PROMPT: In the copy, include no images, and repeat each entry precisely as written.

(Source records)
>>
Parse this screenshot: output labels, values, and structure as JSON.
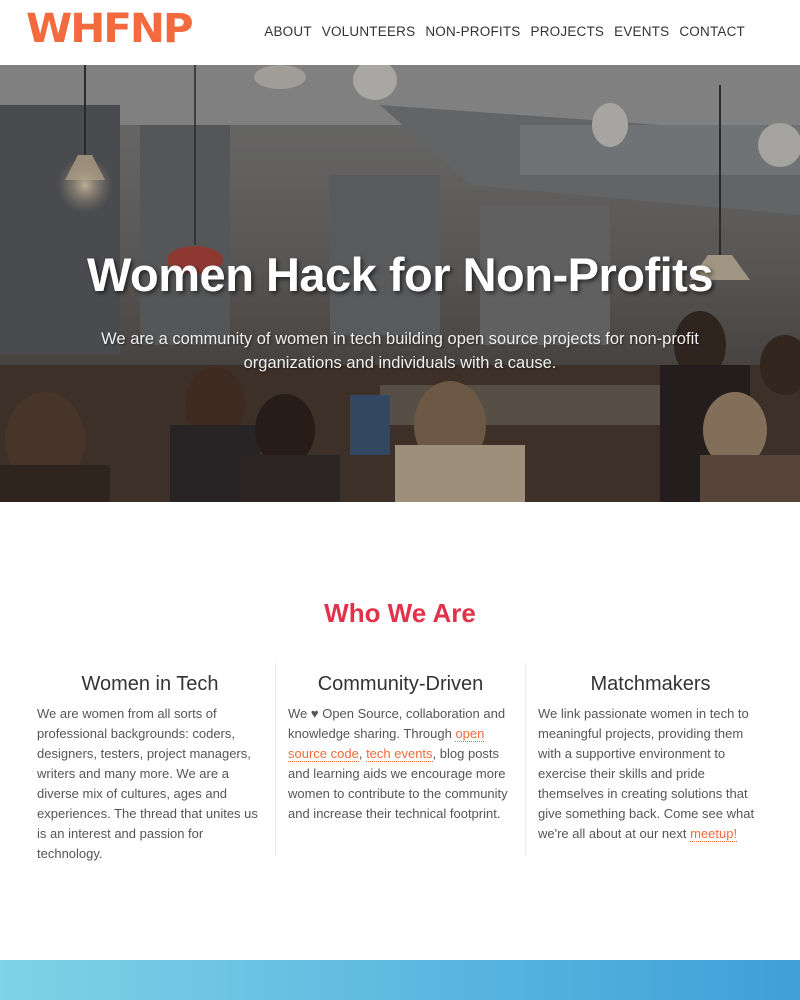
{
  "header": {
    "logo_text": "WHFNP",
    "nav": [
      "ABOUT",
      "VOLUNTEERS",
      "NON-PROFITS",
      "PROJECTS",
      "EVENTS",
      "CONTACT"
    ]
  },
  "hero": {
    "title": "Women Hack for Non-Profits",
    "subtitle": "We are a community of women in tech building open source projects for non-profit organizations and individuals with a cause."
  },
  "who": {
    "title": "Who We Are",
    "columns": [
      {
        "heading": "Women in Tech",
        "text": "We are women from all sorts of professional backgrounds: coders, designers, testers, project managers, writers and many more. We are a diverse mix of cultures, ages and experiences. The thread that unites us is an interest and passion for technology."
      },
      {
        "heading": "Community-Driven",
        "text_a": "We ♥ Open Source, collaboration and knowledge sharing. Through ",
        "link_1": "open source code",
        "text_b": ", ",
        "link_2": "tech events",
        "text_c": ", blog posts and learning aids we encourage more women to contribute to the community and increase their technical footprint."
      },
      {
        "heading": "Matchmakers",
        "text_a": "We link passionate women in tech to meaningful projects, providing them with a supportive environment to exercise their skills and pride themselves in creating solutions that give something back. Come see what we're all about at our next ",
        "link_1": "meetup!"
      }
    ]
  },
  "colors": {
    "brand_orange": "#f26a3d",
    "section_red": "#e0324b",
    "band_blue": "#5bb7e0"
  }
}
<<
ANSWER:
Parse this screenshot: output labels, values, and structure as JSON.
{
  "header": {
    "logo_text": "WHFNP",
    "nav": [
      "ABOUT",
      "VOLUNTEERS",
      "NON-PROFITS",
      "PROJECTS",
      "EVENTS",
      "CONTACT"
    ]
  },
  "hero": {
    "title": "Women Hack for Non-Profits",
    "subtitle": "We are a community of women in tech building open source projects for non-profit organizations and individuals with a cause."
  },
  "who": {
    "title": "Who We Are",
    "columns": [
      {
        "heading": "Women in Tech",
        "text": "We are women from all sorts of professional backgrounds: coders, designers, testers, project managers, writers and many more. We are a diverse mix of cultures, ages and experiences. The thread that unites us is an interest and passion for technology."
      },
      {
        "heading": "Community-Driven",
        "text_a": "We ♥ Open Source, collaboration and knowledge sharing. Through ",
        "link_1": "open source code",
        "text_b": ", ",
        "link_2": "tech events",
        "text_c": ", blog posts and learning aids we encourage more women to contribute to the community and increase their technical footprint."
      },
      {
        "heading": "Matchmakers",
        "text_a": "We link passionate women in tech to meaningful projects, providing them with a supportive environment to exercise their skills and pride themselves in creating solutions that give something back. Come see what we're all about at our next ",
        "link_1": "meetup!"
      }
    ]
  },
  "colors": {
    "brand_orange": "#f26a3d",
    "section_red": "#e0324b",
    "band_blue": "#5bb7e0"
  }
}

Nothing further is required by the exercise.